The swans were like women,
whole families marched into the gas.
The birds weren't natives either,
were, some said, taking over.
Yes, a strange beauty,
but wardens wanted them out. "First
we tried moving them,"
he said coldly, "rounding them up to ship out." "It was too much." "We had no choice," he said.
They were startling,
they were mute. I emphasize,
they weren't our kind of bird,
came from outside. They would have taken over.
was our moral choice. We had to. Sure, a few protested,
said it was inhumane.
The birds thought
they were going to dip into the water
and they shot them! "Swan free,
that's our goal," another said.
Yes, I know they're exotic
and we've pumped ourselves up
on myths of their charm,
They take over,
take what belongs
to the birds first in the state. The swans are outsiders,
they're too pushy. "Be careful,
it's a small town,"
my mother said. "When you are Jewish,

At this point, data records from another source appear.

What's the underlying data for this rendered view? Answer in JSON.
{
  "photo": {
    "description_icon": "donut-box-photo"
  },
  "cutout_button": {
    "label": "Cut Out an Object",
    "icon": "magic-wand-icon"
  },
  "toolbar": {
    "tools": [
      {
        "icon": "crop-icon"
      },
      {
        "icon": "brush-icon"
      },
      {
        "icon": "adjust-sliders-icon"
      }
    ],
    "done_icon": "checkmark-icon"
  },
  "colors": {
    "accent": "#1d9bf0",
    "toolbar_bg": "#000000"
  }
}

they think you're rich.
They think you're dirty,
The birds make
the lake into squalor.
The warden says, "They are predators."
We wanted to transport them to Texas
but we couldn't round them up. They are sneaky,
A woman from Finland says
she was horrified,
those beautiful birds, "I waited for them each morning.
I was close enough to hear
their wings like breath.
I never thought
a little town in Vermont
would remind me of the war.
They seemed connected
to myths in my past." "We did our duty,"
the men with guns said, "our orders."
The lake now is swan-free.
My mother always remembers
being the only Jewish girl in Maryland,
how the southern girls,
who said how lively
and beautiful she was,
said Hitler was right
but that she was different,
different than other Jews
after the news.